  • Lay your chopsticks flat, parallel with the table, when you are not holding them.                                                                                       Sticking your chopsticks straight up in a bowl of rice could be construed as an                                                                                               insult to your host.

  • Take a bite or two of food and then put down your chopsticks and listen/talk.                                                                                                   The main purpose of these meals is not to fill your stomachs, but to socialize.                                                                                                 Take a few bites and put down your chopsticks like they do. When they pick up                                                                                              their chopsticks to take a few more bites, then you can too.

  • One exception to this “eat-when-they-do” rule: if the others at the table are                                                                                          consumed in smoking and drinking and therefore have no interest in the food,                                                                                                eat anyway. They probably won’t even notice.

  • If you drop food on the table, just leave it where it falls.

  • Ceramic spoons are part of a typical place setting. If you are having trouble using chopsticks, use your spoon to get food.

 

Turning the tables

  • Food is shared. The waitress sets dishes on the table and everyone reaches in to grab individual bites of food off of the plates.

  • The waitress sets the banquet food upon a “lazy susan,” a round turntable. When you want a particular dish that is out of your reach, you could turn the table yourself, but this is often viewed as selfish and greedy. For the most part, let the Chinese people turn the “lazy susan” for you.

  • The table should turn in a clockwise position, so it would not be proper etiquette to turn in in a counterclockwise position just so you can grab a bite from a dish that passed by you too quickly. Wait until the next time it comes around to grab a bite. (Hopefully it won’t all be gone by then.)

  • When the waitress brings in a new dish of food, she will put it on the turntable, and then turn it so that the newly arrived dish is first served to the guest of honor and then the host. You should not grab at this new food as it rotates right past you; you should wait until the guest of honor and host have the first opportunity to eat from the dish. Wait and hope that sometime soon it will come close to you. A banquet can be a test of patience.

 

Exotic food, smoke and the clock

  • Expect these types of meals to last two hours, sometimes longer.

  • Dozens of dishes will be served at the meal, and when the banquet is over, there will be an abundance of food leftover. In American culture this is viewed as wasteful. But in Chinese culture, if all the dishes have been completely eaten, it indicates that the host failed by not providing enough, and is an embarrassment to him. Comments about waste are not generally helpful.

  • In Chinese culture, it is considered rude to ask someone to stop smoking. (It is not considered rude to smoke in front of someone who doesn’t like to breathe smoke.) Many men smoke at the table at the end of a banquet.

  • If you are invited to someone’s home or you are the only guest of honor at a banquet, you should humbly and clearly inform the host of what you will not or cannot eat prior to the banquet. They may go to great expense to buy delicacies just for you, and if you do not plan to eat frogs, cicadas or scorpions, it is best to let them know up front. If faced with an awkward situation, let the Lord guide you to make the most gracious decision about what to do.

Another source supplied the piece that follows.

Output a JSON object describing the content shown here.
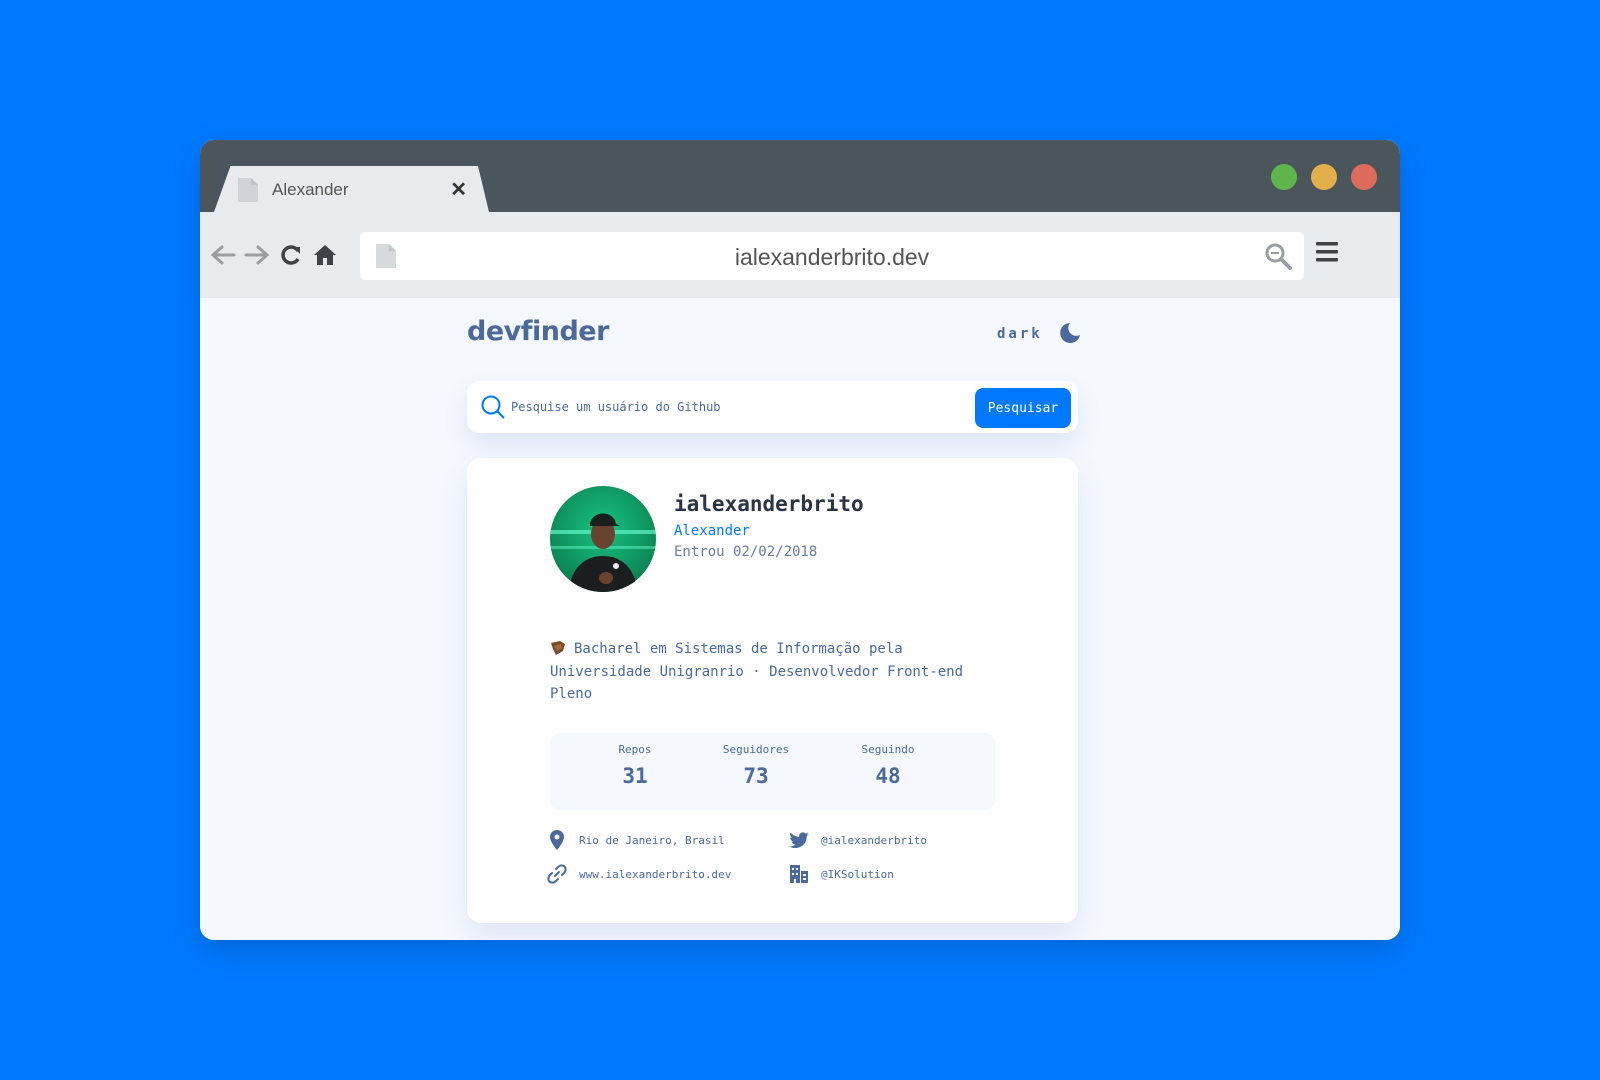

  • Most Chinese people learn traditional banquet etiquette after they become adults and engage in workplace banquet situations. You may encounter some Chinese adults still learning the basics themselves.